“This favorable performance mainly reflected the broadly upbeat sentiments of the business sector in the second quarter of 2013. Based on the Bangko Sentral ng Pilipinas (BSP) business expectations survey, firms cited expansion of businesses, new product lines, brisker business and seasonal uptick in demand as the factors behind their buoyant outlook,” he said.
Semi-processed raw materials, which accounts for about 87 percent of total raw and intermediate goods, expanded by 11.1 percent, driven primarily by materials for the manufacture of electrical equipment (20.6%), manufactured goods (13.2%), embroideries (211.5%), and animal feeds (10.6%), according to the National Statistics Office (NSO).
Balisacan said that the rebound in importation of materials and accessories for the manufacture of electrical equipment may have been due to the anticipation of a higher global demand for electronics.
“International industry analysts see that semiconductor industry will grow moderately in 2013. This may signal a recovery in the country’s electronics exports in the coming months following a series of contractions since December 2012,” he said.
Import payments for consumer goods grew by 7.9 percent to US$712.9 million in May 2013 from US$660.8 million in the same period in 2012.
“This positive outturn mirrored the improved outlook of consumers in the second quarter of 2013 as a result of optimistic employment expectations and strong macroeconomic fundamentals. Based on BSP’s consumer expectations survey for the second quarter of 2013, consumers generally view the period as a favorable time to buy durable goods,” said Balisacan.
Balisacan pointed out that major trade-oriented economies in the East and Southeast Asian region posted annual contractions in merchandise imports in May 2013, except for Hong Kong (9.1%) and Malaysia (0.5%).
“Japan recorded the steepest decline in imports among selected Asian countries during the period. The contraction in Japan’s overseas purchases by 13.1 percent may have resulted from the year-on-year depreciation of yen against the US dollar,” Balisacan said.
Other countries that recorded negative imports performance in May 2013 were Taiwan (-8.0%), South Korea (-4.6%), Singapore (-3.4%), Indonesia (-2.2%), Thailand (-2.1%), and China (-0.3%).
For the first five months of 2013, the total value of merchandise imports contracted by 3.6 percent to US$24.8 billion from US$25.7 billion in 2012, according to the NSO.
Balisacan said that most Asian counterparts also recorded negative import performance for the first five months of 2013. Among them are Japan (-8.7%), Singapore (-4.4%), South Korea (-2.8%), Indonesia (-1.8%), and Taiwan (-0.9%).

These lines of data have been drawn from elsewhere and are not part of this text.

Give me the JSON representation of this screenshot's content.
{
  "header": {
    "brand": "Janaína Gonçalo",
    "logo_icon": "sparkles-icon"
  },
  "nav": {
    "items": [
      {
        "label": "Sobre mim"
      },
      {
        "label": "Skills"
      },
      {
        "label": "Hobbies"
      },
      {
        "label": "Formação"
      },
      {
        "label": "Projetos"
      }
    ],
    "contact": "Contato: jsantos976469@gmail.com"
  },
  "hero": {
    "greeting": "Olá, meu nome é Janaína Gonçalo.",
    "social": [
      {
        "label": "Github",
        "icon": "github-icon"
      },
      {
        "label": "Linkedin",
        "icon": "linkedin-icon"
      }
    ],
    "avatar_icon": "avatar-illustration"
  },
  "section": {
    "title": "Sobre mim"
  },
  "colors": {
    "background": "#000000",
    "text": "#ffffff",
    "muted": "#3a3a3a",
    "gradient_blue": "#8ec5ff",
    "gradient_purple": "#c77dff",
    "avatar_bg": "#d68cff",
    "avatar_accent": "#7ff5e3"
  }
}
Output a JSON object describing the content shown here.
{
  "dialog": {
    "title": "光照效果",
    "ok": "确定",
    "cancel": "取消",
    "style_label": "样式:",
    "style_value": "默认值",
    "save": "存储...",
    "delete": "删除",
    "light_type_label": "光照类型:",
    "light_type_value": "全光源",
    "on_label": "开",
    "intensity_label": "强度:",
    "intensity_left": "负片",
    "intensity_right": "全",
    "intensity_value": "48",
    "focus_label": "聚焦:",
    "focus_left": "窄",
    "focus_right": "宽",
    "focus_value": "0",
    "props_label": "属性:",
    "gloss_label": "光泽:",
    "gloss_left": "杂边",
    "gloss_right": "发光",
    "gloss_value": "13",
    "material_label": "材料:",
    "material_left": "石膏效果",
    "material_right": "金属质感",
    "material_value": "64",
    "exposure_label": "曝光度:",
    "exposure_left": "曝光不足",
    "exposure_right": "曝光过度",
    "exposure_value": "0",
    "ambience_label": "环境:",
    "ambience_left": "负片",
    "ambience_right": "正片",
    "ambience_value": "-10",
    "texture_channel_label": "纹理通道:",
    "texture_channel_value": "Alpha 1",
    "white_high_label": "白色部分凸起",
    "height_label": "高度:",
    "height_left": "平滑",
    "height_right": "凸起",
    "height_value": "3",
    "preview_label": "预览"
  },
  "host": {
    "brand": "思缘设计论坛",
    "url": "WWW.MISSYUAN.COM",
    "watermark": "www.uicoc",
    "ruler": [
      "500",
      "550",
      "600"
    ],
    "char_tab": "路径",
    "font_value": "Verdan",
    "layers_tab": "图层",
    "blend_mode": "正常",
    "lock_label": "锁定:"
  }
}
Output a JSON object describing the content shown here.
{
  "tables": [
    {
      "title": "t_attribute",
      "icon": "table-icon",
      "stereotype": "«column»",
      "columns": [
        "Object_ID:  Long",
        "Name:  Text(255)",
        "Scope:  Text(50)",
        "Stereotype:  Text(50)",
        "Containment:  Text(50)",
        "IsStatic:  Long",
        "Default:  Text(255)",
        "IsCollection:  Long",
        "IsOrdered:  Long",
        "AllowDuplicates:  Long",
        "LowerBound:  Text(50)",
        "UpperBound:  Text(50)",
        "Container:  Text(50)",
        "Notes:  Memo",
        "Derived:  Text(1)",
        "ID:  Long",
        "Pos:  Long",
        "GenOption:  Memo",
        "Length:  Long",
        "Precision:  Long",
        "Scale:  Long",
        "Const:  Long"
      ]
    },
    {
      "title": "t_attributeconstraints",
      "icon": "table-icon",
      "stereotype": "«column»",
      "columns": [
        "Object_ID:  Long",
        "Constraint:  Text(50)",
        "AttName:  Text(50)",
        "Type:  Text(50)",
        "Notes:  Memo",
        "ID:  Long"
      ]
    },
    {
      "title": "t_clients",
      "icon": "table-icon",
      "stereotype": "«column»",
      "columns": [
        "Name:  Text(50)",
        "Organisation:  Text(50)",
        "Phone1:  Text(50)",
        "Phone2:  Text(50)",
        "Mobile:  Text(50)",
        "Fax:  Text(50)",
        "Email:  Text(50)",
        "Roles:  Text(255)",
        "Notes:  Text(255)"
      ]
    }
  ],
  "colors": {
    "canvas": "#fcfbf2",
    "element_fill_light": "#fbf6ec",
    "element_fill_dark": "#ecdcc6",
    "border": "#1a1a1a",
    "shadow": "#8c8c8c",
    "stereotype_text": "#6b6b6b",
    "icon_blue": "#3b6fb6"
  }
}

KOIMA regularly conducts sourcing activities overseas to obtain raw materials for the production of export goods. Philippine-Korean trade grew from US$5.5 billion in 2007 to $7.4 billion in 2012.
Exports increased from $2.2 billion in 2011 to $2.9 billion in 2012, making South Korea the sixth largest market for Philippine exports.
On the other hand, imports from South Korea rose from $4.4 billion in 2011 to $4.5 billion 2012, making it the Philippines’ fifth top source of imports.
South Korean Ambassador Lee Hyuk said his country lacks natural resources and is looking to tap the Philippines, blessed with natural wealth, to supply his country with a range of manufacturing raw materials.
These include agricultural, steel, mineral, and petrochemical products. There is also a growing need for electronic components and high-tech materials required for genetic engineering, nanotechnology, robotics, and next-generation semiconductors.